All of the major south-county bookstores have a copy of the SPHS Summer Reading List. If you’re unsure which class you’re registered for, contact your guidance counselor or check your course requests in Focus. If you have any questions about your summer assignment, attempt to email the course’s teacher (see below) or contact Mr. Benton, at email@example.com.
English 1 Honors
Middle school is over; rejoice! There is no assigned summer reading. The texts for this coming year are Great Expectations by Charles Dickens, Animal Farm by George Orwell, Sir Gawain and the Green Knight translated by Burton Raffel, and Romeo and Juliet by William Shakespeare. If you’re interested in the standards being covered in this class, follow this link.
English 2 Honors
The required summer reading text is The Things They Carried by Tim O’Brien. The English 2 Honors summer assignment is due on the first day of school, August 10th. The texts for the year may include works such as The Great Gatsby by F. Scott Fitzgerald, The Color of Water by James McBride, The Joy Luck Club by Amy Tan, The Secret Life of Bees by Sue Monk Kidd, and Macbeth by William Shakespeare.
English 3 Honors
The required summer reading text is the autobiography Narrative of the Life of Frederick Douglass (unabridged); the English 3 Honors summer assignment is due during the first week of school. The other works of literature that students may be reading throughout the school year include Their Eyes Were Watching God by Zora Neale Hurston, Ethan Frome by Edith Wharton, and The Kite Runner by Khaled Hosseini.
English 4 Honors
The required summer reading is Grendel by John Gardner; the English 4 Honors summer assignment is due on August 10th. Texts for the year may include works such as Beowulf, The Taming of the Shrew by William Shakespeare, Frankenstein by Mary Shelley, Dracula by Bram Stoker, The Canterbury Tales by Geoffrey Chaucer, and Joseph Conrad’s Heart of Darkness.
Dual Enrollment Composition
Purchase and on the first day of class bring the text: English Words from Latin and Greek Elements, 2nd Edition, by Donald Ayers. (Possessing an academic vocabulary is essential for college success; it serves as one of the biggest stumbling blocks for those trying to excel on the SAT exam). Although there is no required summer reading for a college course, students entering ENC 1101 are responsible for being proficient in the areas of grammar, mechanics, parts of speech, and a college-ready academic vocabulary.
AP English Language

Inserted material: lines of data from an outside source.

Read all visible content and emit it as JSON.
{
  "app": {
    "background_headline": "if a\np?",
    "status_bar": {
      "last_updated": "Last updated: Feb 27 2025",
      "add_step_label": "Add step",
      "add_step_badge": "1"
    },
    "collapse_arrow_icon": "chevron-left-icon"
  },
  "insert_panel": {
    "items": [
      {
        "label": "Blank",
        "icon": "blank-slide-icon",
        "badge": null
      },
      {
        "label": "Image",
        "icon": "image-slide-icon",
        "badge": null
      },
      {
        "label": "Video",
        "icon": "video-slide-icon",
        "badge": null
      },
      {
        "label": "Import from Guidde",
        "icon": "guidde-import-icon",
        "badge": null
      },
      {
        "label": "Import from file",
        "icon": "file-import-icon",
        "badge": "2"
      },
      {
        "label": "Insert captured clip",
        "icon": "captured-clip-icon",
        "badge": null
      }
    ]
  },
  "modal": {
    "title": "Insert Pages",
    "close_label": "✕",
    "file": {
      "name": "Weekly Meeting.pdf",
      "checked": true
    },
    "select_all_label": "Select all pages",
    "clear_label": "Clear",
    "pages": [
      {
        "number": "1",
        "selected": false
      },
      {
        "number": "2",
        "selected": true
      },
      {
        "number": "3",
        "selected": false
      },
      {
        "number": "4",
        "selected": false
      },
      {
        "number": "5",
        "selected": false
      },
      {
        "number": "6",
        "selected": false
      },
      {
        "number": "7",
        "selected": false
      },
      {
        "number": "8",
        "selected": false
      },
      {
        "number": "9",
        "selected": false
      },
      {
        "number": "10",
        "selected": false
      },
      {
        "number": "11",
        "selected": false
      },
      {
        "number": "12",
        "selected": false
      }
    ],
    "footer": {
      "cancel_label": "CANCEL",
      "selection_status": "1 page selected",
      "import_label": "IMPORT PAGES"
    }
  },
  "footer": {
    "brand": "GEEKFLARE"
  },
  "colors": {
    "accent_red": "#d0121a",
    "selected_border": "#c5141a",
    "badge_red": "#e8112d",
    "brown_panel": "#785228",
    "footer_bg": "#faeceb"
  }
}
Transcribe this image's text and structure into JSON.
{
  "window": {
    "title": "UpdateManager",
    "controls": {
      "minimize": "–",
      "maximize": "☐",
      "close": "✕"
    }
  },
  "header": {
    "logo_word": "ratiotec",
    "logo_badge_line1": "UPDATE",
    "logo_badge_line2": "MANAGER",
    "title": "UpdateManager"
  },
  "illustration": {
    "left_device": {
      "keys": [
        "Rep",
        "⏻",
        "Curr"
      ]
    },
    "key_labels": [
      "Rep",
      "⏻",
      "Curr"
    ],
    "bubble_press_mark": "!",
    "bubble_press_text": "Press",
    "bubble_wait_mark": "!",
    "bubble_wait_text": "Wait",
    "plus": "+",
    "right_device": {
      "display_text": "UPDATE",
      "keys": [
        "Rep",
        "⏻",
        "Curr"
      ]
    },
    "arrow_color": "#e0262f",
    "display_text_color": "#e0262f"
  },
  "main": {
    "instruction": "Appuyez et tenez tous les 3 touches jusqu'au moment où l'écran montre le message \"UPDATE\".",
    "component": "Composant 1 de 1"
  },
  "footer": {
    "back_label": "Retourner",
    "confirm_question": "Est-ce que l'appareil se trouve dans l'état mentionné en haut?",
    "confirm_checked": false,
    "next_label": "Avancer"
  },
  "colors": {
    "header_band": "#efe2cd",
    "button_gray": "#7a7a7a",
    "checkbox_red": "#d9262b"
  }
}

Purchase and on the first day of class bring the text: English Words from Latin and Greek Elements, 2nd Edition, by Donald Ayers. Follow this link, read the course description, and be prepared to answer specific questions about its content. The two required summer reading texts are 1984 by George Orwell and A Brave New World by Aldous Huxley. Within the first two weeks of school, you will be required to turn in the AP Language summer packet [upload revised on June 20th] and demonstrate that you have completed all of the assignments within it.
AP English Literature
The three summer texts are Edith Hamilton’s Mythology, Herman Hesse’s Siddhartha, and Charlotte Brontë’s Jane Eyre. (If you didn’t sign out a summer packet before the end of school, please email Mr. Benton at firstname.lastname@example.org and then download the AP Literature summer packet and print it.) All three parts of the summer packet (the Mythology questions and the two theme logs) are due in class on the first day of class; you should write your work directly on the packet unless you feel you absolutely need more room. There will be a quotation quiz on Jane Eyre and an in-class essay on Siddhartha on the first day of class, August 10th or 11th (depending on block-day rotation). Once you have the Mythology questions completed, don’t spend any more time in the summer studying Mythology; we won’t return to it for several weeks. The suggested reading order is as follows: Mythology, Siddhartha, Jane Eyre: you’ll want the two novels to be freshest in your mind for the Day-One assessments.Texts for the year may include William Shakespeare’s Hamlet, Ian McEwan’s Atonement, Joseph Conrad’s Heart of Darkness, Alan Moore’s Watchmen, Samuel Beckett’s Waiting for Godot, Albert Camus’ The Stranger, Mary Shelley’s Frankenstein, Cormac McCarthy’s The Road, Toni Morrison’s Beloved, and Arthur Miller’s Death of a Salesman.